  • Anti-inflammatory drugs may be prescribed if there are respiratory symptoms,
  • Oxygen or a nebulizer may be used to help prevent damage to the respiratory tract mucosa and help discharge infectious agents and secretions present in the respiratory tract.
  • Antiemetic or antidiarrheal medications may be prescribed to stop vomiting and diarrhea.
  • Anticonvulsant drugs may be prescribed if seizures occur.

Survival rates depend on the severity of the virus and the dog's immune system response. In some cases, recovery occurs within 10 days, but in others, neurological symptoms can persist for weeks or months.

How can the canine distemper virus be prevented?

Dog receiving vaccination for distemper virus

Canine distemper virus can be effectively prevented through vaccination. One of the basic vaccination administered to all dogs is called the DHPP vaccine, which includes the D for Distemper.

Initial vaccination varies from country to country in guideline standards. Still, on average, it is recommended to start at about 6 weeks, then shots in 3-4 week intervals, and continue until 14-16 weeks of age. This vaccine period progresses until antibodies from the mother's milk drop and the puppy’s immune system begins to mature.

The following is a list of ways you can help prevent your dog from contracting the canine distemper virus:

  • After the initial vaccination, it is recommended to receive a booster vaccine within a year and then a booster vaccine at least once every 2 years. After vaccination, the antibody titer present in the body can be tested and prompted for a booster to ensure protection.
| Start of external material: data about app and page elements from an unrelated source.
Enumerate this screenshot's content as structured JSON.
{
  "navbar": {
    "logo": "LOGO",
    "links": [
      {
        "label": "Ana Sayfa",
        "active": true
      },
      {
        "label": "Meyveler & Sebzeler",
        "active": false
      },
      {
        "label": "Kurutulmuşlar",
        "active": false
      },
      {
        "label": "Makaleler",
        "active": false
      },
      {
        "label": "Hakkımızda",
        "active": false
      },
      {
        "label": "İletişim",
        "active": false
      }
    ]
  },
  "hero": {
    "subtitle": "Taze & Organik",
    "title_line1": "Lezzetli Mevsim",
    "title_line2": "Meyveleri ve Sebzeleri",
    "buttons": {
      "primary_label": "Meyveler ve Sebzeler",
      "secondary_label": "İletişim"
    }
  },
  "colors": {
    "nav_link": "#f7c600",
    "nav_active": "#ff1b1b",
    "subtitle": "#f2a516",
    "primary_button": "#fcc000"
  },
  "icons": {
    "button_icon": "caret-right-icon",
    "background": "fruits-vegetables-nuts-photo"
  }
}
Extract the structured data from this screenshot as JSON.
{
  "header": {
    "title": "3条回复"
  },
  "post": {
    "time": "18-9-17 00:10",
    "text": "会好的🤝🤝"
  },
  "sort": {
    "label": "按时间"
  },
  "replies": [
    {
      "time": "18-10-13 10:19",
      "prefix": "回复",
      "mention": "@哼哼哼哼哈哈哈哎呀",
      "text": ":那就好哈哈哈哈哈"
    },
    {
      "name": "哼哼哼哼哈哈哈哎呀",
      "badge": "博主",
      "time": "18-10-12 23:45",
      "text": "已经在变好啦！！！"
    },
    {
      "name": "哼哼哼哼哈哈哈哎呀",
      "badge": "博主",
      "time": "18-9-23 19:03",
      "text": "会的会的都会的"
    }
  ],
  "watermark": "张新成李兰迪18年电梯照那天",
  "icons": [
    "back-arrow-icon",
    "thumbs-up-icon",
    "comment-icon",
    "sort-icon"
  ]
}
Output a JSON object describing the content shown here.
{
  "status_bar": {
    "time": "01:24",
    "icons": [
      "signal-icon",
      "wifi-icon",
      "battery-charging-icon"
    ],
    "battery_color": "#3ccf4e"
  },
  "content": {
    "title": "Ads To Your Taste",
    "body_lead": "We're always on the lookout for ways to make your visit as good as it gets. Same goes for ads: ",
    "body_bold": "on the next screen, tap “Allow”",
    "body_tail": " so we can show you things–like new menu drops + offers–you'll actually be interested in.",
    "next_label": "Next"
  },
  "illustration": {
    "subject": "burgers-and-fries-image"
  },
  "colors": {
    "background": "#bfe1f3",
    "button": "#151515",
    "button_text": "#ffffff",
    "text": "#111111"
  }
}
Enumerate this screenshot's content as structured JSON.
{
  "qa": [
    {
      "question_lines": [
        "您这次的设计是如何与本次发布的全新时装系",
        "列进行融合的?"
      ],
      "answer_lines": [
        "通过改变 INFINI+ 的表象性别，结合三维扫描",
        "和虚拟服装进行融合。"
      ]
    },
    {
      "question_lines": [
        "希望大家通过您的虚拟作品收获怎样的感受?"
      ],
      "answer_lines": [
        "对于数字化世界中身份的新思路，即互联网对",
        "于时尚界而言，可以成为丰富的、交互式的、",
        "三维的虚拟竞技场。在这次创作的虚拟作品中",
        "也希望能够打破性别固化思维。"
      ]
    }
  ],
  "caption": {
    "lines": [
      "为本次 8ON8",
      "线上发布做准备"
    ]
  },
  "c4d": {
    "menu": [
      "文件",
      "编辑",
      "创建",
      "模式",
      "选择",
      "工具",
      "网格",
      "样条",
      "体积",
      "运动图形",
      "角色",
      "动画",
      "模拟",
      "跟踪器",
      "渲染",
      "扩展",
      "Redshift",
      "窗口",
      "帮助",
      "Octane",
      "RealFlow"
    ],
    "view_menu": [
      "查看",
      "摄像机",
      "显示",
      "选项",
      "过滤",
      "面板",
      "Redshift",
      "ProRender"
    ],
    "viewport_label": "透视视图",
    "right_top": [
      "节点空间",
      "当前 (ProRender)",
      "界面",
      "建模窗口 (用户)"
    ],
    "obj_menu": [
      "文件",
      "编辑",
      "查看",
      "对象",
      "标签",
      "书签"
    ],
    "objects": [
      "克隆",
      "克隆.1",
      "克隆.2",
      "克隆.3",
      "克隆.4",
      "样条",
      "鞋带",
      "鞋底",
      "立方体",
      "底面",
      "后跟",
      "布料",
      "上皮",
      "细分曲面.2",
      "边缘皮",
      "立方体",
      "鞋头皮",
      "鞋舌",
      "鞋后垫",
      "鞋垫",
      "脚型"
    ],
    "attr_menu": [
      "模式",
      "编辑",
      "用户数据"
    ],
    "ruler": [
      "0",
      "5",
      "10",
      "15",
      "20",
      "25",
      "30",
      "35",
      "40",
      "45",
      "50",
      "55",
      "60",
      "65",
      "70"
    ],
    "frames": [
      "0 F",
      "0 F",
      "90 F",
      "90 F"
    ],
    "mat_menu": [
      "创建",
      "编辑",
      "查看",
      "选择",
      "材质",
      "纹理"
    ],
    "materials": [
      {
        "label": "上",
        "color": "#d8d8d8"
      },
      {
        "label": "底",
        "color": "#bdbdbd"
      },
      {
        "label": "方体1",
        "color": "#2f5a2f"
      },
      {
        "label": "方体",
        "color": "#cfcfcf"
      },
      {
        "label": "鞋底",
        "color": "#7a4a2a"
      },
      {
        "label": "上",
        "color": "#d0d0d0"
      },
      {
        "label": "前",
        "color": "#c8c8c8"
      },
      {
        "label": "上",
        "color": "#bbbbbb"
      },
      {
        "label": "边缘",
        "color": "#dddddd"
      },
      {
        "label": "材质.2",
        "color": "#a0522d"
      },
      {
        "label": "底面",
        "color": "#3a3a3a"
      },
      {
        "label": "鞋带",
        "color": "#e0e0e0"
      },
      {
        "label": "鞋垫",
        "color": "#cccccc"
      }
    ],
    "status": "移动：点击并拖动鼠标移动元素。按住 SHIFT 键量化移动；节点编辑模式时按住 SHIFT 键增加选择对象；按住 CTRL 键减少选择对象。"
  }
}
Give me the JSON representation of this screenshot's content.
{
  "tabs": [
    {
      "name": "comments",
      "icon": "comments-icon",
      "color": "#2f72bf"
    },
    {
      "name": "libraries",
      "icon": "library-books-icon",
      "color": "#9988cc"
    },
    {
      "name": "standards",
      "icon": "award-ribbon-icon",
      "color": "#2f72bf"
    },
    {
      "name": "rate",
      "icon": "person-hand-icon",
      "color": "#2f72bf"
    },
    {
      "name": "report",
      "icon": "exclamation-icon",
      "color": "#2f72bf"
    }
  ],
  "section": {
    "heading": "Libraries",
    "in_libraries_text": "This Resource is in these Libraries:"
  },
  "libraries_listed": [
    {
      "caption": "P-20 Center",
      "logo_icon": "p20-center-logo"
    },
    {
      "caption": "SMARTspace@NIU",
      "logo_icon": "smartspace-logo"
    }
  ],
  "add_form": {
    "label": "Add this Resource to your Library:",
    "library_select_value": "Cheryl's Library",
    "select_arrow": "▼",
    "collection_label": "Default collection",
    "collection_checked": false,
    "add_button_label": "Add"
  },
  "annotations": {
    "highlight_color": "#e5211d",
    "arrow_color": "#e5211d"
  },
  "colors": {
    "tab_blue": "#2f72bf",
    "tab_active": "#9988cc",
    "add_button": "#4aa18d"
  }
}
In some cases, appropriate antibodies are not produced even after vaccination, resulting in infection with the virus.
  • It is best to avoid places where there are many dogs until you are fully vaccinated.
  • Contact with wild animals should be avoided at all times.
  • If multiple pets live together, it is recommended that all animals be vaccinated to prevent infection, especially young dogs.

Find out more about your dog’s disease or symptoms in the Buddydoc Library!

Buddydoc library information

The Buddydoc library is filled with everything you’d want to know about each symptom and disease your pet may experience. If you would like to find out more about the causes, signs, treatments, preventions, and more for your dog’s disease. Try out the Buddydoc app and search your pet’s symptom or disease in the Buddydoc library.